The conversation about climate change has come back to the fore. The ongoing 26th UN Climate Change Conference of the Parties, to be held in Glasgow, Scotland until Friday, November 12th, will focus discussions on countries taking joint action to combat climate change.
The summit has already borne fruit, not least for Kenya. President Uhuru Kenyatta announced this week Kenya’s plan to work with African countries forming the Giants Club conservation group to raise resources for investments in the continent’s climate protection programs.
Discussions revolved around Africa’s current role in the current climate change crisis due to the continent’s role in protecting the continent’s carbon-rich natural landscape.
Effective climate protection will assume collective responsibility and any practicable approach must therefore require that each country, through effective climate protection, help reverse the effects.
Like any other country, Kenya is playing a vital role in managing the crisis, the effects of which have already been seen through droughts, floods and even plagues of locusts in unpredictable weather patterns.
With this in mind, President Kenyatta is keen that the country should actively contribute to combating climate change.
For example, there is an ongoing program to stop and reverse forest loss in the country. According to the UN, Kenya’s forest area accounts for only 6.1% of the total size of the country.
However, Keniatta has assured that the government plans to plant 1.8 billion trees by 2022, an initiative to restore large areas of degraded forests so the country can achieve 10% forest cover.
Increasing forest cover is critical to maintaining and preserving forest ecosystems, which mitigate the negative effects of climate change.
Among the ecosystems that stand out in Kenya is the Mau ecosystem, which serves as a critical water catchment area. Two other major forest ecosystems in Kenya are the Cherangany-Elgeyo Hills ecosystem and the Mount Elgon ecosystem, which have been devastated by deforestation for years.
Uhuru has spearheaded several tree-planting initiatives to conserve biodiversity. This includes initiating a National Tree Planting Day to encourage business organizations and the general public to get involved in tree planting activities. The day is celebrated simultaneously in all districts of Kenya.
Since the forest resources in Kenya contribute significantly to the economic production and consumption activities based on natural resources, agriculture, horticulture, tourism, wildlife and energy are among the most important economic sectors, which indicate the simultaneous dependence of the country on natural resources.
In terms of reducing greenhouse gas emissions, President Kenyatta recently unveiled Kenya’s achievements in developing renewable energies and using technologies to adapt and mitigate climate change.
As a result, Kenya is aiming for a 32% reduction by 2030 compared to the “Business as Usual” (BAU) scenario, which is in the context of the plan, to be completely renewable by 2050 according to its Greenhouse Gas Emission Strategy (LTS.) Energies) for 2050.
In a step-by-step but progressive endeavor, the country is already a pioneer in geothermal energy in Africa, offering significant investment opportunities along the technological value chain.

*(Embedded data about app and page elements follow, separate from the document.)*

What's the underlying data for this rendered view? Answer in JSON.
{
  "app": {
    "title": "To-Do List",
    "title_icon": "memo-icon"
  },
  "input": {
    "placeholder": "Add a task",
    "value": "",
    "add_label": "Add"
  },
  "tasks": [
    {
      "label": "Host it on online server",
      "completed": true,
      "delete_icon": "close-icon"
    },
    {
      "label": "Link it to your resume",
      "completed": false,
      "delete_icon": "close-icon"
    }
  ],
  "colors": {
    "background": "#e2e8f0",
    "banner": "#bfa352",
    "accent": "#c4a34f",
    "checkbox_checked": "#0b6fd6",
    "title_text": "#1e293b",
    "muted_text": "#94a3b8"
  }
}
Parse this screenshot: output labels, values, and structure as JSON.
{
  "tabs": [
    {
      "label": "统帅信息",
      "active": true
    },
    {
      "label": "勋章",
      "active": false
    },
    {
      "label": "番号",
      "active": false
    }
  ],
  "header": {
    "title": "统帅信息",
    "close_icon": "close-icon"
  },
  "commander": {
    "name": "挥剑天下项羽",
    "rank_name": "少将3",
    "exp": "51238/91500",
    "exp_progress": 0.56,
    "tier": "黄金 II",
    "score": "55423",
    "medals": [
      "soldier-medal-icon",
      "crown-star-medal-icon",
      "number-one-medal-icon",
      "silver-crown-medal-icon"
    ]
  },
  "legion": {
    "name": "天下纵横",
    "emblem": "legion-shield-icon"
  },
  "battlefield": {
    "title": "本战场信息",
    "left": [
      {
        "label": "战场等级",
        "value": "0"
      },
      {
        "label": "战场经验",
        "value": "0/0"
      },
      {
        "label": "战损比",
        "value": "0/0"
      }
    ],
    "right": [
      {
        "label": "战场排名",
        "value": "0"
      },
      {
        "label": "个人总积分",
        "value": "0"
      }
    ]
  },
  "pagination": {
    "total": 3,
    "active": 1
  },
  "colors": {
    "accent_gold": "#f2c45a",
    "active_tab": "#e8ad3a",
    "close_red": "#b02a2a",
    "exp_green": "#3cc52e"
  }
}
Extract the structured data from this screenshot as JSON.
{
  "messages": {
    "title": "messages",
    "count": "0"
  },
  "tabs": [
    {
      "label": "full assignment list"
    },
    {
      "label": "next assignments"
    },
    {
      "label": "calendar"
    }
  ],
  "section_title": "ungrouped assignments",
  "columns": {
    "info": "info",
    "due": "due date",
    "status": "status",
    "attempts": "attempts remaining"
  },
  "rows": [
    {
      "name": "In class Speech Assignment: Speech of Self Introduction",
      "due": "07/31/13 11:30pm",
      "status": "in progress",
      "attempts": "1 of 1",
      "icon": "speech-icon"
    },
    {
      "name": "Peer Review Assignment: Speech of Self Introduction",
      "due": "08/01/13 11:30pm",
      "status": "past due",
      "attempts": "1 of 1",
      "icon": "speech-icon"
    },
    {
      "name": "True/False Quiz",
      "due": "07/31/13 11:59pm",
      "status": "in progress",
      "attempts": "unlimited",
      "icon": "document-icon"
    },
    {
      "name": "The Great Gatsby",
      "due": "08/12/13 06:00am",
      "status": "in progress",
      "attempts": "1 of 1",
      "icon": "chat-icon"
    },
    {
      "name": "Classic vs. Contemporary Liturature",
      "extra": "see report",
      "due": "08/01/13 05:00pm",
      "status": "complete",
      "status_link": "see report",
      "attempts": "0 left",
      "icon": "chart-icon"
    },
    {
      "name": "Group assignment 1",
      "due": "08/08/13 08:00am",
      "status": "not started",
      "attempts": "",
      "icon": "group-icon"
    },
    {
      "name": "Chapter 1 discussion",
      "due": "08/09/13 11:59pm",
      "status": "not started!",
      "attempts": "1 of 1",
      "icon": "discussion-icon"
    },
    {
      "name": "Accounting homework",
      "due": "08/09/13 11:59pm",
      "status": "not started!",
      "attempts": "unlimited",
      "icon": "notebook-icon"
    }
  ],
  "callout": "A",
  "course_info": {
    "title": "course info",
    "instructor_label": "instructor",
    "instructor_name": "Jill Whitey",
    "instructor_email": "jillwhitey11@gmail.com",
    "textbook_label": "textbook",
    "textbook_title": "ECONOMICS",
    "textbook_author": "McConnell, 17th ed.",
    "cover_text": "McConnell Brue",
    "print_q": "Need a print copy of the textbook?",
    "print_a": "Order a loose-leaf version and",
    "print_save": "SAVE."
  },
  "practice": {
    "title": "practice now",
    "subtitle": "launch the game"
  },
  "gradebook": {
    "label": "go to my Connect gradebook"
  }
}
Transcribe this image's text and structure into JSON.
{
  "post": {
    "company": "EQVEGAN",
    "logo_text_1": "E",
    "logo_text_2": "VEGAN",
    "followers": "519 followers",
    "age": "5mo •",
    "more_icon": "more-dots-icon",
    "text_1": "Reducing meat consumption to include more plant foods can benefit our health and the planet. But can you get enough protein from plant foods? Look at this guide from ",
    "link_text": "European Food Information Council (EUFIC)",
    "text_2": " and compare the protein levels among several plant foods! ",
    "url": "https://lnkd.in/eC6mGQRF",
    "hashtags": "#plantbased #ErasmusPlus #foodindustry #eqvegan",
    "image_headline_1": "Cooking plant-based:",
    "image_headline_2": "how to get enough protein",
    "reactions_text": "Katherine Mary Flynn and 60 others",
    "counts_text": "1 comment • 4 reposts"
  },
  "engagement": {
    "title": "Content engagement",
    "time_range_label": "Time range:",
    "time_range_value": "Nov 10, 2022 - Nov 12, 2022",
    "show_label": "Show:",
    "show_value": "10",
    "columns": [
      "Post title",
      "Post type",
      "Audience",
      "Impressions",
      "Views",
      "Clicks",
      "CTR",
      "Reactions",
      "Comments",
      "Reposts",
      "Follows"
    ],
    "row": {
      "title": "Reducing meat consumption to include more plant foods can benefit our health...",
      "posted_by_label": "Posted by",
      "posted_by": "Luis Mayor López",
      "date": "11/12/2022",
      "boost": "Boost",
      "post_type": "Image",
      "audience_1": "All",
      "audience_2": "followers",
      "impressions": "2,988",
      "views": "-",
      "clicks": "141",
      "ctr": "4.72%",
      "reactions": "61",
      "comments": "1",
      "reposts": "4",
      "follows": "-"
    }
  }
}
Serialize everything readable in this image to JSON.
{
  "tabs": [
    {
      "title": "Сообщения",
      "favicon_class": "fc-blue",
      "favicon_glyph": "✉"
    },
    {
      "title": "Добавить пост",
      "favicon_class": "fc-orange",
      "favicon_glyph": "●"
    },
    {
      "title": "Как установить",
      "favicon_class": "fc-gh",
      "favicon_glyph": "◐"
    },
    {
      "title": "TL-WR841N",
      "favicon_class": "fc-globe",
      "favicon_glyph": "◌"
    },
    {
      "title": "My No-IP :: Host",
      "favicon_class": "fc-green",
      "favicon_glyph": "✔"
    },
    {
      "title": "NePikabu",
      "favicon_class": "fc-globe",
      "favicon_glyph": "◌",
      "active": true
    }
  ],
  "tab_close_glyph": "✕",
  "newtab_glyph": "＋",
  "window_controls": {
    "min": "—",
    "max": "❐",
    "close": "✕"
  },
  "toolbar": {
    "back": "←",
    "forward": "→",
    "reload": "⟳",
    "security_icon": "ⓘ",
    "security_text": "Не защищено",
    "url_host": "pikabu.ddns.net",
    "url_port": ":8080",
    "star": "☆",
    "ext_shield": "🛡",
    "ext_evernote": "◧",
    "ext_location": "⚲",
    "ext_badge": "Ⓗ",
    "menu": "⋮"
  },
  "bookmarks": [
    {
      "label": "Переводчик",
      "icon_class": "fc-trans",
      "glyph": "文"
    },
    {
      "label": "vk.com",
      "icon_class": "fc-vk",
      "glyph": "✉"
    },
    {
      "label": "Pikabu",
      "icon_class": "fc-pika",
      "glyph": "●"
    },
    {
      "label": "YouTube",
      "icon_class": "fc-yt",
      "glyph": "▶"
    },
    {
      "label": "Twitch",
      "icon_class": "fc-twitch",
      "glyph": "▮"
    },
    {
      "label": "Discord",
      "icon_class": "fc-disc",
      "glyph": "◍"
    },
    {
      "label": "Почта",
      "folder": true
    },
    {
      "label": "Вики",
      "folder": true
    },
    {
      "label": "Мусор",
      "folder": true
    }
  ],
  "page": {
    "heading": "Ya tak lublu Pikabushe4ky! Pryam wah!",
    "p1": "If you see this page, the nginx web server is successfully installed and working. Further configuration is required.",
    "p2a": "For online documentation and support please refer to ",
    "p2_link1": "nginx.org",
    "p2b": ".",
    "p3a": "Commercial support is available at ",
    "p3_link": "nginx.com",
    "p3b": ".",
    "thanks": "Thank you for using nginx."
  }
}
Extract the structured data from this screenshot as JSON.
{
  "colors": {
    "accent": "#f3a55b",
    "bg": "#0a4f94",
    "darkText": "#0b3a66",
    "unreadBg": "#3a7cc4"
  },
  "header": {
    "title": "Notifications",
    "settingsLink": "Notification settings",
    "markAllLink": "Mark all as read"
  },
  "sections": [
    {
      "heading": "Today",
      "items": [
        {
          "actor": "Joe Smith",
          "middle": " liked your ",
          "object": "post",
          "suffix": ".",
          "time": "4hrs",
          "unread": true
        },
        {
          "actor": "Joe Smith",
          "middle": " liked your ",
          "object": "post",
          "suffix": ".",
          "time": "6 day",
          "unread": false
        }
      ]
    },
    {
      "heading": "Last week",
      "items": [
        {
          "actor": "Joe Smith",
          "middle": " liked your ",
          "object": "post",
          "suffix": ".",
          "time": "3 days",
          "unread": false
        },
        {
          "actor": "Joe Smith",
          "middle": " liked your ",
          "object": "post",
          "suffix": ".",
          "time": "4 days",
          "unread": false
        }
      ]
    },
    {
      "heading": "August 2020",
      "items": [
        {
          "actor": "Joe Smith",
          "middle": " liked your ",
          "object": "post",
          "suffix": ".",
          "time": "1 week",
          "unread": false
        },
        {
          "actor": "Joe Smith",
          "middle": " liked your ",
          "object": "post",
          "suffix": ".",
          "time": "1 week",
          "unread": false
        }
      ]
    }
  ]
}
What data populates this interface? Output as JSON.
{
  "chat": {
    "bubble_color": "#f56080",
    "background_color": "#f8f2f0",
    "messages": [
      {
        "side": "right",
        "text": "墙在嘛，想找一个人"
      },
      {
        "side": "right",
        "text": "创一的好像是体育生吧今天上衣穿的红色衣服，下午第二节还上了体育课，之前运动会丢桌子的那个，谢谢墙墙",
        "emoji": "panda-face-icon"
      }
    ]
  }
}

The country is also the first African country to pass the climate law in 2016, thus ensuring regulatory measures to respond to climate change.
In addition, the Lake Turkana wind turbine has also been used as a solution for providing clean energy to rural communities.
Other clean energy solutions have put Kenya at the forefront of sub-Saharan Africa’s climate change plans for the development and distribution of clean stoves that provide households with clean household energy.
Such efforts can be well imitated by other countries, which arguably ensures a common approach to mitigate climate change.
Kenya has also managed to secure funding for climate change mitigation and adaptation measures, some of which have a $ 16 billion funding agreement for the Guided Climate Change Program (FLLoCA).
Secured in October 2021, this will considerably facilitate the introduction of innovative participation, climate information, demand-oriented capacity building and the monitoring and evaluation of climate protection measures.
As part of a project funded by the Green Climate Fund (GCF) and implementing partners, the country was able to start a 3.7 billion KSh project to combat the effects of climate change in early March 2021, supporting 620,000 people in 11 counties and 500,000 hectares of degraded pastureland restored.
Such funding provides impetus for action and promotes previous funding initiatives that have enabled the progressive development of climate protection projects.
Climate change is currently at alarming levels and every country must commit to reversing the effects of climate change.
Kenya has already demonstrated its commitment to this cause. Other African nations must emulate this if we are to overcome the problem of climate change.
The author is Selina Chiteri, a regular commentator on social, economic and political affairs. The views expressed here are his and in no way reflect the position of TUKO.co.ke.
Source: Tuko Breaking News